beagle getting a kiss from older owner Bucket List: 18 Things to Do Before Putting Your Dog to Sleep - At Senior Tail Waggers, we talk a lot about the difficult process of putting your dog to sleep and saying… [...]
older woman kissing her small beagle dog A Vet Explains When to Euthanize A Dog With a Spleen Tumor - There can be nothing quite as devastating as finding out your dog has a spleen tumor. There are many questions… [...]
Should You Euthanize A Dog With Vestibular Disease? - After 14 years of working as a vet, I can diagnose some client concerns in an instant. When a client… [...]
benadryl pills Lethal Dose of Benadryl for Dogs & Overdose Risks - On top of the emotional stress following illness and vet treatments, many dog owners also face expensive vet bills. As… [...]
dog and owner Is There a Way to Humanely Euthanize a Dog at Home? - Many dog owners are trying to find inexpensive options to euthanize their dogs in the comfort of their homes.
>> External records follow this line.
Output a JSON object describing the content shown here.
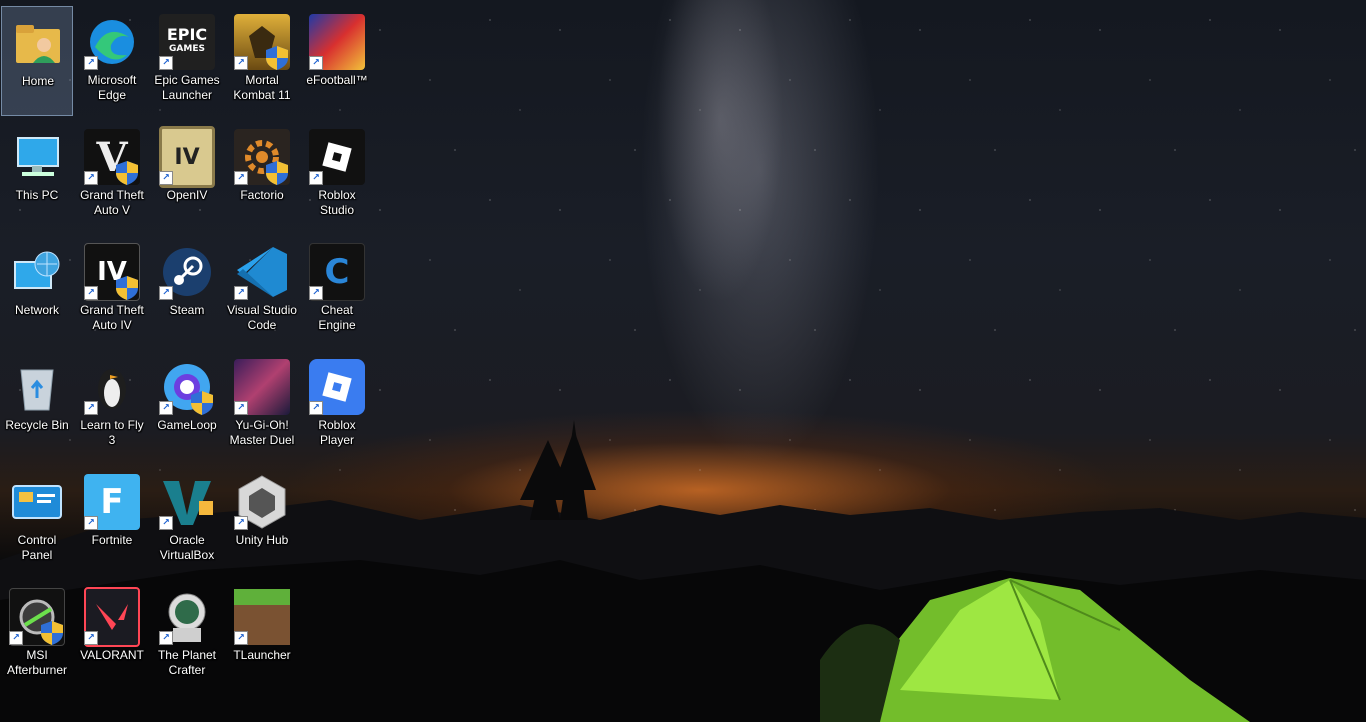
{
  "desktop": {
    "wallpaper": "night-sky-tent-wallpaper",
    "icons": [
      {
        "label": "Home",
        "icon": "home-folder-icon",
        "selected": true
      },
      {
        "label": "Microsoft\nEdge",
        "icon": "edge-icon"
      },
      {
        "label": "Epic Games\nLauncher",
        "icon": "epic-games-icon"
      },
      {
        "label": "Mortal\nKombat 11",
        "icon": "mortal-kombat-icon"
      },
      {
        "label": "eFootball™",
        "icon": "efootball-icon"
      },
      {
        "label": "This PC",
        "icon": "computer-icon"
      },
      {
        "label": "Grand Theft\nAuto V",
        "icon": "gta-v-icon"
      },
      {
        "label": "OpenIV",
        "icon": "openiv-icon"
      },
      {
        "label": "Factorio",
        "icon": "factorio-icon"
      },
      {
        "label": "Roblox\nStudio",
        "icon": "roblox-studio-icon"
      },
      {
        "label": "Network",
        "icon": "network-globe-icon"
      },
      {
        "label": "Grand Theft\nAuto IV",
        "icon": "gta-iv-icon"
      },
      {
        "label": "Steam",
        "icon": "steam-icon"
      },
      {
        "label": "Visual Studio\nCode",
        "icon": "vscode-icon"
      },
      {
        "label": "Cheat Engine",
        "icon": "cheat-engine-icon"
      },
      {
        "label": "Recycle Bin",
        "icon": "recycle-bin-icon"
      },
      {
        "label": "Learn to Fly 3",
        "icon": "penguin-icon"
      },
      {
        "label": "GameLoop",
        "icon": "gameloop-icon"
      },
      {
        "label": "Yu-Gi-Oh!\nMaster Duel",
        "icon": "yugioh-icon"
      },
      {
        "label": "Roblox\nPlayer",
        "icon": "roblox-player-icon"
      },
      {
        "label": "Control\nPanel",
        "icon": "control-panel-icon"
      },
      {
        "label": "Fortnite",
        "icon": "fortnite-icon"
      },
      {
        "label": "Oracle\nVirtualBox",
        "icon": "virtualbox-icon"
      },
      {
        "label": "Unity Hub",
        "icon": "unity-hub-icon"
      },
      {
        "label": "MSI\nAfterburner",
        "icon": "msi-afterburner-icon"
      },
      {
        "label": "VALORANT",
        "icon": "valorant-icon"
      },
      {
        "label": "The Planet\nCrafter",
        "icon": "planet-crafter-icon"
      },
      {
        "label": "TLauncher",
        "icon": "tlauncher-icon"
      }
    ]
  }
}
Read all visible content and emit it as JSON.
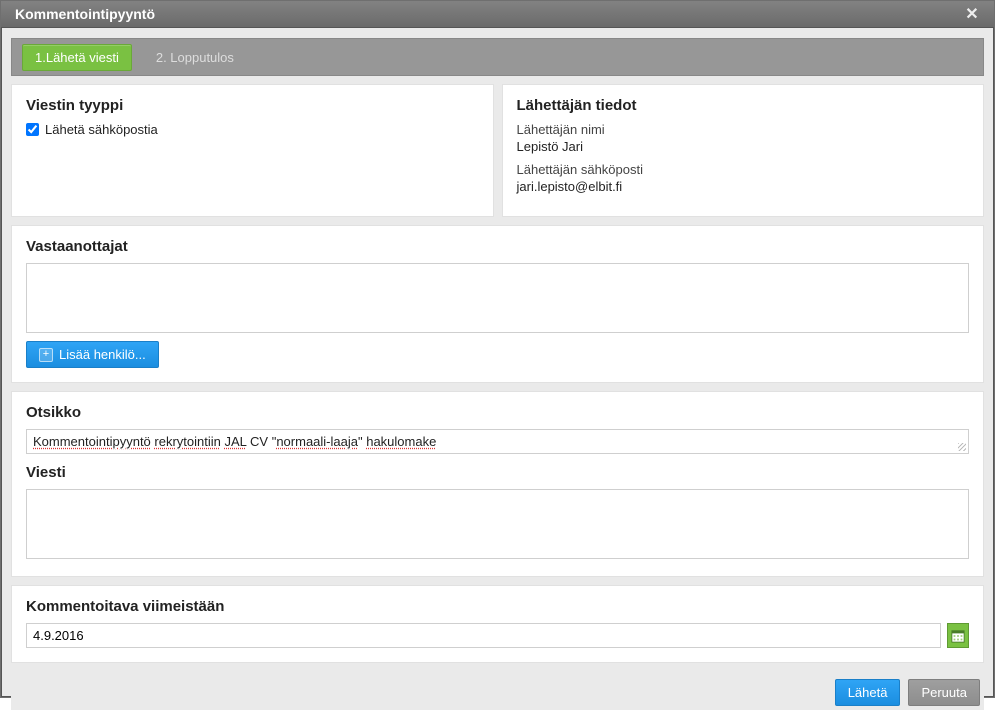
{
  "dialog": {
    "title": "Kommentointipyyntö",
    "close_label": "✕"
  },
  "tabs": {
    "active": "1.Lähetä viesti",
    "inactive": "2. Lopputulos"
  },
  "message_type": {
    "heading": "Viestin tyyppi",
    "send_email_label": "Lähetä sähköpostia",
    "send_email_checked": true
  },
  "sender": {
    "heading": "Lähettäjän tiedot",
    "name_label": "Lähettäjän nimi",
    "name_value": "Lepistö Jari",
    "email_label": "Lähettäjän sähköposti",
    "email_value": "jari.lepisto@elbit.fi"
  },
  "recipients": {
    "heading": "Vastaanottajat",
    "value": "",
    "add_button": "Lisää henkilö..."
  },
  "subject": {
    "heading": "Otsikko",
    "plain_value": "Kommentointipyyntö rekrytointiin JAL CV \"normaali-laaja\" hakulomake",
    "tokens": [
      {
        "t": "Kommentointipyyntö",
        "misspell": true
      },
      {
        "t": " ",
        "misspell": false
      },
      {
        "t": "rekrytointiin",
        "misspell": true
      },
      {
        "t": " ",
        "misspell": false
      },
      {
        "t": "JAL",
        "misspell": true
      },
      {
        "t": " CV \"",
        "misspell": false
      },
      {
        "t": "normaali-laaja",
        "misspell": true
      },
      {
        "t": "\" ",
        "misspell": false
      },
      {
        "t": "hakulomake",
        "misspell": true
      }
    ]
  },
  "message": {
    "heading": "Viesti",
    "value": ""
  },
  "deadline": {
    "heading": "Kommentoitava viimeistään",
    "value": "4.9.2016"
  },
  "footer": {
    "send": "Lähetä",
    "cancel": "Peruuta"
  }
}
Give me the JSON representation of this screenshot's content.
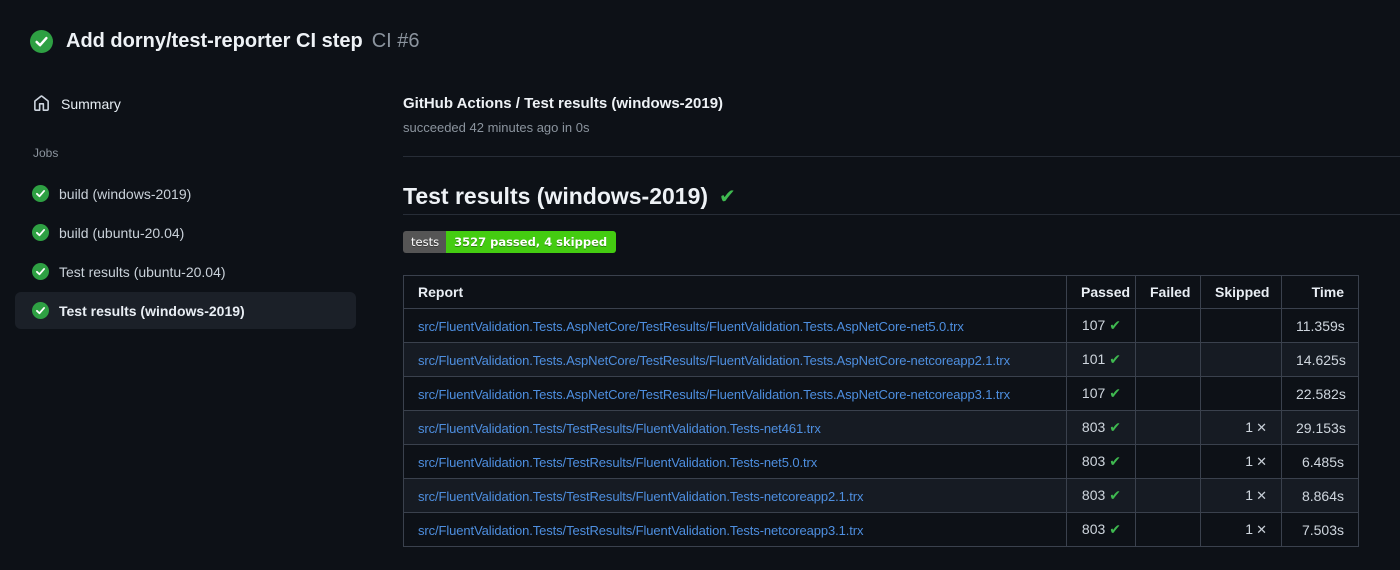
{
  "colors": {
    "page_bg": "#0d1117",
    "success_green": "#2ea043",
    "check_green": "#3fb950",
    "link_blue": "#4e8fe0",
    "badge_label_bg": "#555555",
    "badge_value_bg": "#44cc11",
    "row_alt_bg": "#161b23",
    "selected_job_bg": "#1b2028"
  },
  "icons": {
    "check": "✔",
    "x": "✕"
  },
  "header": {
    "title": "Add dorny/test-reporter CI step",
    "run_ref": "CI #6"
  },
  "sidebar": {
    "summary": {
      "label": "Summary"
    },
    "jobs_heading": "Jobs",
    "jobs": [
      {
        "label": "build (windows-2019)",
        "status": "success",
        "selected": false
      },
      {
        "label": "build (ubuntu-20.04)",
        "status": "success",
        "selected": false
      },
      {
        "label": "Test results (ubuntu-20.04)",
        "status": "success",
        "selected": false
      },
      {
        "label": "Test results (windows-2019)",
        "status": "success",
        "selected": true
      }
    ]
  },
  "main": {
    "check_name": "GitHub Actions / Test results (windows-2019)",
    "check_status": "succeeded 42 minutes ago in 0s",
    "report_title": "Test results (windows-2019)",
    "badge": {
      "label": "tests",
      "value": "3527 passed, 4 skipped"
    },
    "table": {
      "columns": [
        "Report",
        "Passed",
        "Failed",
        "Skipped",
        "Time"
      ],
      "rows": [
        {
          "report": "src/FluentValidation.Tests.AspNetCore/TestResults/FluentValidation.Tests.AspNetCore-net5.0.trx",
          "passed": "107",
          "failed": null,
          "skipped": null,
          "time": "11.359s"
        },
        {
          "report": "src/FluentValidation.Tests.AspNetCore/TestResults/FluentValidation.Tests.AspNetCore-netcoreapp2.1.trx",
          "passed": "101",
          "failed": null,
          "skipped": null,
          "time": "14.625s"
        },
        {
          "report": "src/FluentValidation.Tests.AspNetCore/TestResults/FluentValidation.Tests.AspNetCore-netcoreapp3.1.trx",
          "passed": "107",
          "failed": null,
          "skipped": null,
          "time": "22.582s"
        },
        {
          "report": "src/FluentValidation.Tests/TestResults/FluentValidation.Tests-net461.trx",
          "passed": "803",
          "failed": null,
          "skipped": "1",
          "time": "29.153s"
        },
        {
          "report": "src/FluentValidation.Tests/TestResults/FluentValidation.Tests-net5.0.trx",
          "passed": "803",
          "failed": null,
          "skipped": "1",
          "time": "6.485s"
        },
        {
          "report": "src/FluentValidation.Tests/TestResults/FluentValidation.Tests-netcoreapp2.1.trx",
          "passed": "803",
          "failed": null,
          "skipped": "1",
          "time": "8.864s"
        },
        {
          "report": "src/FluentValidation.Tests/TestResults/FluentValidation.Tests-netcoreapp3.1.trx",
          "passed": "803",
          "failed": null,
          "skipped": "1",
          "time": "7.503s"
        }
      ]
    }
  }
}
After… [...]
when to put a diabetic dog down When It’s Time: The Decision to Put Down a Diabetic Dog - We love our dogs unconditionally. From providing us with endless entertainment to unquestioned loyalty and devotion, our dogs remain lovingly… [...]
grieving the loss of a dog 11 Tips from a Therapist for Grieving the Loss of a Dog After Euthanasia - Losing a pet is not easy. In my life, I have lost three great pets. They lived well beyond their… [...]
Signs that Your Dog is Dying from Cushing’s Disease - Making the decision to euthanize a dog with Cushing’s disease is not easy;. Due to the slow progression of the… [...]
dog and tracheal collapse When to Euthanize a Dog with Tracheal Collapse [Vet Advice] - Trigger Warning: This post discusses making the choice to euthanize a dog with tracheal collapse, and while the topic is… [...]
benadryl Euthanizing a Dog at Home With Benadryl? Risks & Vet Advice - Euthanizing your dog is unquestionably one of the most difficult times as a dog owner. You've spent so much time… [...]


  • Dr Whittenburg, Hospital Director

    Dr. Jamie Whittenburg is a Veterinarian Director at 'Senior Tail Waggers' and Director and Owner of Kingsgate Animal Hospital, a full-service animal hospital in Lubbock, TX. She graduated from Kansas State University's College of Veterinary Medicine (DVM) and has over 17 years of experience working as a veterinarian & hospital director.

Be the first to comment

Leave a Reply

Your email address will not be published.


This site uses Akismet to reduce spam. Learn how your comment data is processed.